Mary Mallon, known as "Typhoid Mary", was an asymptomatic carrier of typhoid fever.[5] She worked as a cook for several families in New York City at the beginning of the twentieth century and she also cooked for the soldiers. Several cases of typhoid fever in members of those families were traced to her by the Health Department. It appeared that she "carried" the infectious agent without becoming sick. There was at the time no way of eradicating the disease, and an attempt was made to restrict her from continuing to work as a cook to avoid spreading it to others.

References[edit]

  1. ^ "Dictionary Definition". Retrieved 20 August 2013. 
  2. ^ Siliciano, Robert F. "HIV Latency". Cold Spring Harbor Laboratory Press. Retrieved 20 August 2013. 
  3. ^ "Asymptomatic Herpes". Retrieved 20 August 2013. 
  4. ^ Riggs, M. M.; Sethi, A. K.; Zabarsky, T. F.; Eckstein, E. C.; Jump, R. L. P.; Donskey, C. J. (2007). "Asymptomatic Carriers Are a Potential Source for Transmission of Epidemic and Nonepidemic Clostridium difficile Strains among Long-Term Care Facility Residents". Clinical Infectious Diseases 45 (8): 992–998. doi:10.1086/521854. PMID 17879913.  edit
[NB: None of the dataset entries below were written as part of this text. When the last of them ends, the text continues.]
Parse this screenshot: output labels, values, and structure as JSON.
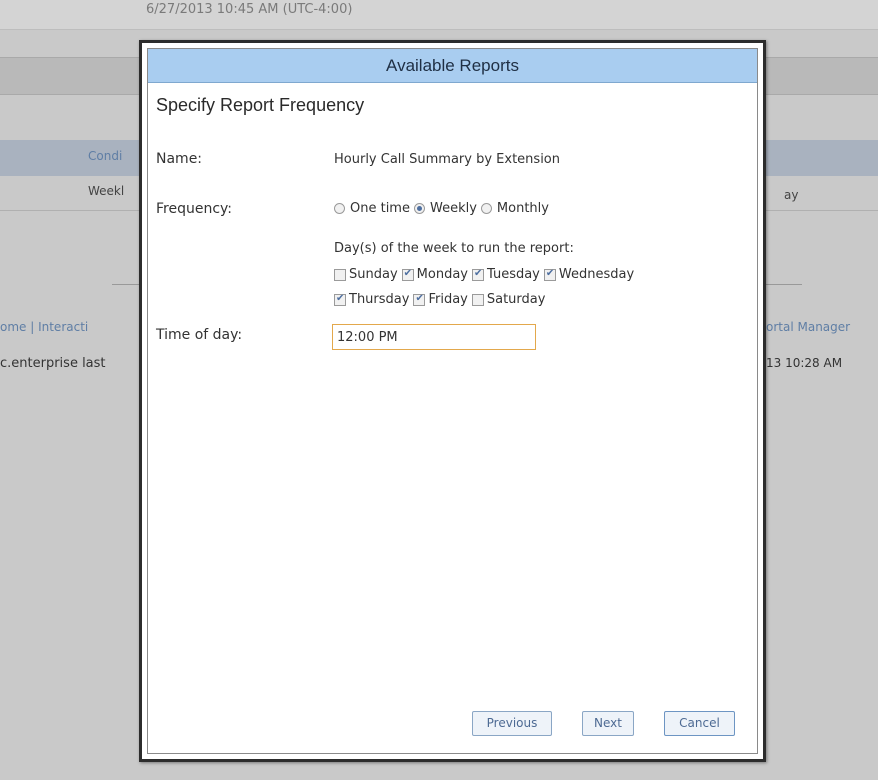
{
  "background": {
    "timestamp": "6/27/2013 10:45 AM (UTC-4:00)",
    "cond_fragment": "Condi",
    "weekl_fragment": "Weekl",
    "y_fragment": "ay",
    "links_left": "ome | Interacti",
    "links_right": "ortal Manager",
    "status_left": "c.enterprise last",
    "status_right": "13 10:28 AM"
  },
  "dialog": {
    "title": "Available Reports",
    "subtitle": "Specify Report Frequency",
    "name_label": "Name:",
    "name_value": "Hourly Call Summary by Extension",
    "frequency_label": "Frequency:",
    "frequency_options": [
      {
        "label": "One time",
        "checked": false
      },
      {
        "label": "Weekly",
        "checked": true
      },
      {
        "label": "Monthly",
        "checked": false
      }
    ],
    "days_caption": "Day(s) of the week to run the report:",
    "days": [
      {
        "label": "Sunday",
        "checked": false
      },
      {
        "label": "Monday",
        "checked": true
      },
      {
        "label": "Tuesday",
        "checked": true
      },
      {
        "label": "Wednesday",
        "checked": true
      },
      {
        "label": "Thursday",
        "checked": true
      },
      {
        "label": "Friday",
        "checked": true
      },
      {
        "label": "Saturday",
        "checked": false
      }
    ],
    "time_label": "Time of day:",
    "time_value": "12:00 PM",
    "buttons": {
      "previous": "Previous",
      "next": "Next",
      "cancel": "Cancel"
    }
  },
  "colors": {
    "titlebar": "#a9cdf0",
    "input_focus_border": "#e3a84c",
    "radio_check": "#4e6fa0"
  }
}
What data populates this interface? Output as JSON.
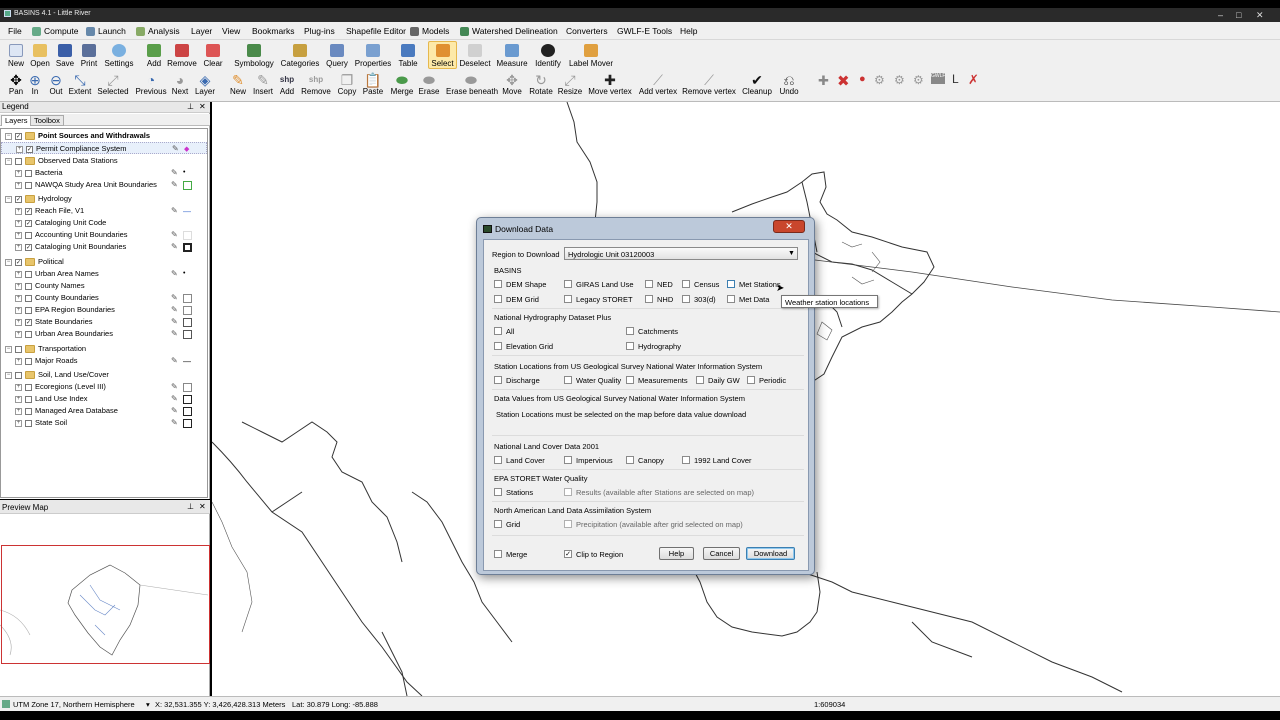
{
  "window": {
    "title": "BASINS 4.1 - Little River"
  },
  "menu": [
    "File",
    "Compute",
    "Launch",
    "Analysis",
    "Layer",
    "View",
    "Bookmarks",
    "Plug-ins",
    "Shapefile Editor",
    "Models",
    "Watershed Delineation",
    "Converters",
    "GWLF-E Tools",
    "Help"
  ],
  "toolbar1": [
    "New",
    "Open",
    "Save",
    "Print",
    "Settings",
    "Add",
    "Remove",
    "Clear",
    "Symbology",
    "Categories",
    "Query",
    "Properties",
    "Table",
    "Select",
    "Deselect",
    "Measure",
    "Identify",
    "Label Mover"
  ],
  "toolbar2": [
    "Pan",
    "In",
    "Out",
    "Extent",
    "Selected",
    "Previous",
    "Next",
    "Layer",
    "New",
    "Insert",
    "Add",
    "Remove",
    "Copy",
    "Paste",
    "Merge",
    "Erase",
    "Erase beneath",
    "Move",
    "Rotate",
    "Resize",
    "Move vertex",
    "Add vertex",
    "Remove vertex",
    "Cleanup",
    "Undo"
  ],
  "legend": {
    "title": "Legend",
    "tabs": [
      "Layers",
      "Toolbox"
    ],
    "groups": [
      {
        "name": "Point Sources and Withdrawals",
        "layers": [
          "Permit Compliance System"
        ]
      },
      {
        "name": "Observed Data Stations",
        "layers": [
          "Bacteria",
          "NAWQA Study Area Unit Boundaries"
        ]
      },
      {
        "name": "Hydrology",
        "layers": [
          "Reach File, V1",
          "Cataloging Unit Code",
          "Accounting Unit Boundaries",
          "Cataloging Unit Boundaries"
        ]
      },
      {
        "name": "Political",
        "layers": [
          "Urban Area Names",
          "County Names",
          "County Boundaries",
          "EPA Region Boundaries",
          "State Boundaries",
          "Urban Area Boundaries"
        ]
      },
      {
        "name": "Transportation",
        "layers": [
          "Major Roads"
        ]
      },
      {
        "name": "Soil, Land Use/Cover",
        "layers": [
          "Ecoregions (Level III)",
          "Land Use Index",
          "Managed Area Database",
          "State Soil"
        ]
      }
    ]
  },
  "preview": {
    "title": "Preview Map"
  },
  "status": {
    "projection": "UTM Zone 17, Northern Hemisphere",
    "coords": "X: 32,531.355 Y: 3,426,428.313 Meters",
    "latlong": "Lat: 30.879 Long: -85.888",
    "scale": "1:609034"
  },
  "dialog": {
    "title": "Download Data",
    "close": "✕",
    "region_label": "Region to Download",
    "region_value": "Hydrologic Unit 03120003",
    "basins": {
      "title": "BASINS",
      "items": [
        "DEM Shape",
        "GIRAS Land Use",
        "NED",
        "Census",
        "Met Stations",
        "DEM Grid",
        "Legacy STORET",
        "NHD",
        "303(d)",
        "Met Data"
      ]
    },
    "nhdplus": {
      "title": "National Hydrography Dataset Plus",
      "items": [
        "All",
        "Catchments",
        "Elevation Grid",
        "Hydrography"
      ]
    },
    "nwis_stations": {
      "title": "Station Locations from US Geological Survey National Water Information System",
      "items": [
        "Discharge",
        "Water Quality",
        "Measurements",
        "Daily GW",
        "Periodic"
      ]
    },
    "nwis_values": {
      "title": "Data Values from US Geological Survey National Water Information System",
      "note": "Station Locations must be selected on the map before data value download"
    },
    "nlcd": {
      "title": "National Land Cover Data 2001",
      "items": [
        "Land Cover",
        "Impervious",
        "Canopy",
        "1992 Land Cover"
      ]
    },
    "storet": {
      "title": "EPA STORET Water Quality",
      "items": [
        "Stations",
        "Results (available after Stations are selected on map)"
      ]
    },
    "nldas": {
      "title": "North American Land Data Assimilation System",
      "items": [
        "Grid",
        "Precipitation (available after grid selected on map)"
      ]
    },
    "merge": "Merge",
    "clip": "Clip to Region",
    "buttons": [
      "Help",
      "Cancel",
      "Download"
    ]
  },
  "tooltip": "Weather station locations"
}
  5. ^ "Scientists get a handle on what made Typhoid Mary’s infectious microbes tick - See more at: http://med.stanford.edu/ism/2013/august/typhoid.html#sthash.INpMkz0m.dpuf". Retrieved 20 August 2013.